Aim of the exercise:
Pick out all lines of the entries that include the word "JSON" and copy them.

Exercise material:
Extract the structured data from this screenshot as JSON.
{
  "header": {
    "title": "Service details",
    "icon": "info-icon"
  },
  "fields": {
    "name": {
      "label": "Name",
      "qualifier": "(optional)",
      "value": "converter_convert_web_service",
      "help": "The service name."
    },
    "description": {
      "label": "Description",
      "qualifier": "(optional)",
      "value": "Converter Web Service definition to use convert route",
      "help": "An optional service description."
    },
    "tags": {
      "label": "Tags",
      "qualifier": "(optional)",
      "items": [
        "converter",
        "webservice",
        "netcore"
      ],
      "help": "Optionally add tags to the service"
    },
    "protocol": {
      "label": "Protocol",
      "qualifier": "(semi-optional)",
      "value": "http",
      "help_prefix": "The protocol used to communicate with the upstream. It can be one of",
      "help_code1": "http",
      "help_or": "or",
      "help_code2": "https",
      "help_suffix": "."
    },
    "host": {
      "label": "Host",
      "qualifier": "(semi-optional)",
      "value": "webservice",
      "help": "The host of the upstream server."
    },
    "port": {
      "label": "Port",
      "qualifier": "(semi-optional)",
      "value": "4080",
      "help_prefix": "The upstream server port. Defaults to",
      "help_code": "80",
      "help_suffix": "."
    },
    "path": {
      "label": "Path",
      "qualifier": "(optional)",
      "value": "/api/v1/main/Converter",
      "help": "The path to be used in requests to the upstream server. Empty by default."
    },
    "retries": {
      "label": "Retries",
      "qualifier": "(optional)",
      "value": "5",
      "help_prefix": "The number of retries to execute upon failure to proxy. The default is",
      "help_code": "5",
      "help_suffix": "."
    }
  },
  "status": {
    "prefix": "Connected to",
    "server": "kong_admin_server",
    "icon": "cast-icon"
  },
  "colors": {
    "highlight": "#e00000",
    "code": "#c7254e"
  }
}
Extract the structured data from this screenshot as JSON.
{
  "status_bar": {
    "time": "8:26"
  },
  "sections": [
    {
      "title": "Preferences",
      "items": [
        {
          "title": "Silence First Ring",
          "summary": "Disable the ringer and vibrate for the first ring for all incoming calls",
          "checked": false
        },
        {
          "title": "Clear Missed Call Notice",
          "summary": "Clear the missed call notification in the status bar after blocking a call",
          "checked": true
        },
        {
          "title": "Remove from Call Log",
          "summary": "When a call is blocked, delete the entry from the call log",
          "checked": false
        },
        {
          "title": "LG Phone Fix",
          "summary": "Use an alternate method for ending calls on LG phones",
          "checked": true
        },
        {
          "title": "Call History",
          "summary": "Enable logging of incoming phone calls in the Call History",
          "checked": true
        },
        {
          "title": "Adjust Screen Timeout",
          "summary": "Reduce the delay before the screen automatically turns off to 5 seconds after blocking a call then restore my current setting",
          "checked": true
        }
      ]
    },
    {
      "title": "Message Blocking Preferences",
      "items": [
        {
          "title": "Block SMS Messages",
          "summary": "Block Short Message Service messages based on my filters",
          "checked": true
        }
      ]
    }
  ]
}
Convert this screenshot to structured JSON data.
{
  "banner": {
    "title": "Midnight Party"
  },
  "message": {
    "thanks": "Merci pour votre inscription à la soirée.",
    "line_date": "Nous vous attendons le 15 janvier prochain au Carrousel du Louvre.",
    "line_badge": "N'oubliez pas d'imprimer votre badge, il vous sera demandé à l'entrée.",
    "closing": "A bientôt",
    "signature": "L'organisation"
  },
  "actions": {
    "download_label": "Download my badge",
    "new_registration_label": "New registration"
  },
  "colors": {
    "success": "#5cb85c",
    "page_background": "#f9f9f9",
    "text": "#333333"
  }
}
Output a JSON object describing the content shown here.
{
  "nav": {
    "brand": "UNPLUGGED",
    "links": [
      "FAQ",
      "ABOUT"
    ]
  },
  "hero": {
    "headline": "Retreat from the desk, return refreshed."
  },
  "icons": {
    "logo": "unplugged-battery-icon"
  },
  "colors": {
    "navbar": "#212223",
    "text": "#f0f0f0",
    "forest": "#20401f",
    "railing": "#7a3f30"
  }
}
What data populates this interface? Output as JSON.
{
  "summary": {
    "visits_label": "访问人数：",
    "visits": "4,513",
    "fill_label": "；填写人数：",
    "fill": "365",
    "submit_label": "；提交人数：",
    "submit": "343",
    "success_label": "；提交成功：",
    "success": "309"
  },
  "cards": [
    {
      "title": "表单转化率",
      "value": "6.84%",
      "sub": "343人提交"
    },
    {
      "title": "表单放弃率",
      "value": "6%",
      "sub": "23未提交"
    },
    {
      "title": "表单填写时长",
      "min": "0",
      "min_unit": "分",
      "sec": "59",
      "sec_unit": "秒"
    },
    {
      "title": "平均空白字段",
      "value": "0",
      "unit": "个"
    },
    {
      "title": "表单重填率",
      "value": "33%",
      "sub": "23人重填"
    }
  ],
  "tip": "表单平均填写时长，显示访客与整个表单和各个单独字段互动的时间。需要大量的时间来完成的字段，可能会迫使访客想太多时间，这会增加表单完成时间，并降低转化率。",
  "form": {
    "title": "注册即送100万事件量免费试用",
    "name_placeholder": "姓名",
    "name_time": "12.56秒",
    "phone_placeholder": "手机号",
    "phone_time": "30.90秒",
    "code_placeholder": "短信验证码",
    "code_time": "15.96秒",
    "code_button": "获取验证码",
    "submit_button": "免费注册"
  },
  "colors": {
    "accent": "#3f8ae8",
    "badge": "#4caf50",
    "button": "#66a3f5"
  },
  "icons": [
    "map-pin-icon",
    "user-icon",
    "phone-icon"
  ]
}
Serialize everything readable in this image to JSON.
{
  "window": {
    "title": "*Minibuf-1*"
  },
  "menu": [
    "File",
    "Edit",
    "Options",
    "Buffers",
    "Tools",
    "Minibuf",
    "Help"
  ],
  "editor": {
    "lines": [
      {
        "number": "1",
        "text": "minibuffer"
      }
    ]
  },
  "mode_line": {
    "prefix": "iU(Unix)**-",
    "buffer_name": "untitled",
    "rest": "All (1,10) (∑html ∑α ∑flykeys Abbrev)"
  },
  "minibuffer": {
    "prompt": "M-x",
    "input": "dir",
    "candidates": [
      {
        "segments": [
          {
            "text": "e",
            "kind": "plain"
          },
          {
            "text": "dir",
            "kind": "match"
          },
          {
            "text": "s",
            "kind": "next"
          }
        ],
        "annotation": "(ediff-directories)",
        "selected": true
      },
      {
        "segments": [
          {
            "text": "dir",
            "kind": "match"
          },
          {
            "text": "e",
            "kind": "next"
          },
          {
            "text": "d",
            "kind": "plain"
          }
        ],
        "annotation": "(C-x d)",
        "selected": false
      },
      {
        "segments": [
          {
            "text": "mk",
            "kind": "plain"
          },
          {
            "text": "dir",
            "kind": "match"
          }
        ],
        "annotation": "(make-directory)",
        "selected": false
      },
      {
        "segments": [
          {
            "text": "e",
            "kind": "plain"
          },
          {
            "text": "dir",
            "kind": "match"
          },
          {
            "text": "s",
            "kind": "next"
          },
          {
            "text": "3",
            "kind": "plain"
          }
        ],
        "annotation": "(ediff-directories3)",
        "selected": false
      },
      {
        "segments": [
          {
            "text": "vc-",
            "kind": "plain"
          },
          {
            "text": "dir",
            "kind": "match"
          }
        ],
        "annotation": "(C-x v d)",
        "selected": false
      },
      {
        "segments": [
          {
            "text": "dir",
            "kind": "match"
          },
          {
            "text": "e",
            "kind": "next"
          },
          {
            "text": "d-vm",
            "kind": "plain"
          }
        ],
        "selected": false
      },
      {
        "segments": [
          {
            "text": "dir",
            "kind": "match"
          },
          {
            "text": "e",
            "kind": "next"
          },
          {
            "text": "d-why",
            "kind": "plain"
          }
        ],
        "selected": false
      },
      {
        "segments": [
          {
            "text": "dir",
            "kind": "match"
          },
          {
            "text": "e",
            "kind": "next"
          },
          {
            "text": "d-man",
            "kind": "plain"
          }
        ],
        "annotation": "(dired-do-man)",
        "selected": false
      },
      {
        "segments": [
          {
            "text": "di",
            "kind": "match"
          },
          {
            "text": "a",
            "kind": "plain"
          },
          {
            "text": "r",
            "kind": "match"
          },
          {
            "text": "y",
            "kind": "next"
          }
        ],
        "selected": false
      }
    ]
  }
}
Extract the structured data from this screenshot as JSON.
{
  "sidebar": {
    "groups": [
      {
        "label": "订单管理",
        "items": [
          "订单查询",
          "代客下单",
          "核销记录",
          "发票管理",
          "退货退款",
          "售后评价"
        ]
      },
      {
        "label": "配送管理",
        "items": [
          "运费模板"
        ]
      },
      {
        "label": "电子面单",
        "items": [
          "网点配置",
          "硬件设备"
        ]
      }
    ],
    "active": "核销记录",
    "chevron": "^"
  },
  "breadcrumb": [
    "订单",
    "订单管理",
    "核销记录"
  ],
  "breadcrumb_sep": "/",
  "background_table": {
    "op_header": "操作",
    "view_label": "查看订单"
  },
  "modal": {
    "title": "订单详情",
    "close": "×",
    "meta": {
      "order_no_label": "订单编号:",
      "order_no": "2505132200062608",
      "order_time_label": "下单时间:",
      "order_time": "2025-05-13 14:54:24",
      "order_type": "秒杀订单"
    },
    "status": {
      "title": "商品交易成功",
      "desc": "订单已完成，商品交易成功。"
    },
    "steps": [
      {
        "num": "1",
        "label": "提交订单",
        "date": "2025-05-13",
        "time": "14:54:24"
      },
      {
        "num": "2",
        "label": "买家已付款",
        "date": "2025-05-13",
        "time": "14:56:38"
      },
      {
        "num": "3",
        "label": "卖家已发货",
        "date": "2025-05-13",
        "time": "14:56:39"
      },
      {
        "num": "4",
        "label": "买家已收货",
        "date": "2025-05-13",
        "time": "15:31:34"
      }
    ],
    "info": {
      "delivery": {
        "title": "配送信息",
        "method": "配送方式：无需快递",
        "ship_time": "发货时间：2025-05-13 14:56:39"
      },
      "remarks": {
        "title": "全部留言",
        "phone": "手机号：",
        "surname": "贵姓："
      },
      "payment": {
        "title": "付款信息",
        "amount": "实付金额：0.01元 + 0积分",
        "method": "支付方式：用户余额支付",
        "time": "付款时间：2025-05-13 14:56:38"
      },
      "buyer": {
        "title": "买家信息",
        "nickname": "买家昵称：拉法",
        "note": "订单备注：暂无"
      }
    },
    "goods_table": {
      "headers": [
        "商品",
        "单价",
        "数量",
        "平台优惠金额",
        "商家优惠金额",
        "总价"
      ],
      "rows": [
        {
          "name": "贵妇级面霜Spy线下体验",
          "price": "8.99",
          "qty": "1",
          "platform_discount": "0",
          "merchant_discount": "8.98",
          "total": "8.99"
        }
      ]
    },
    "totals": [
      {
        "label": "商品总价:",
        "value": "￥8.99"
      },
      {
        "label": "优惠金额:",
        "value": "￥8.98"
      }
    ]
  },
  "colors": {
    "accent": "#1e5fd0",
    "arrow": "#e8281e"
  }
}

Answer below:
Extract the structured data from this screenshot as JSON.
Extract the structured data from this screenshot as JSON.
Convert this screenshot to structured JSON data.
Output a JSON object describing the content shown here.
What data populates this interface? Output as JSON.
Serialize everything readable in this image to JSON.
Extract the structured data from this screenshot as JSON.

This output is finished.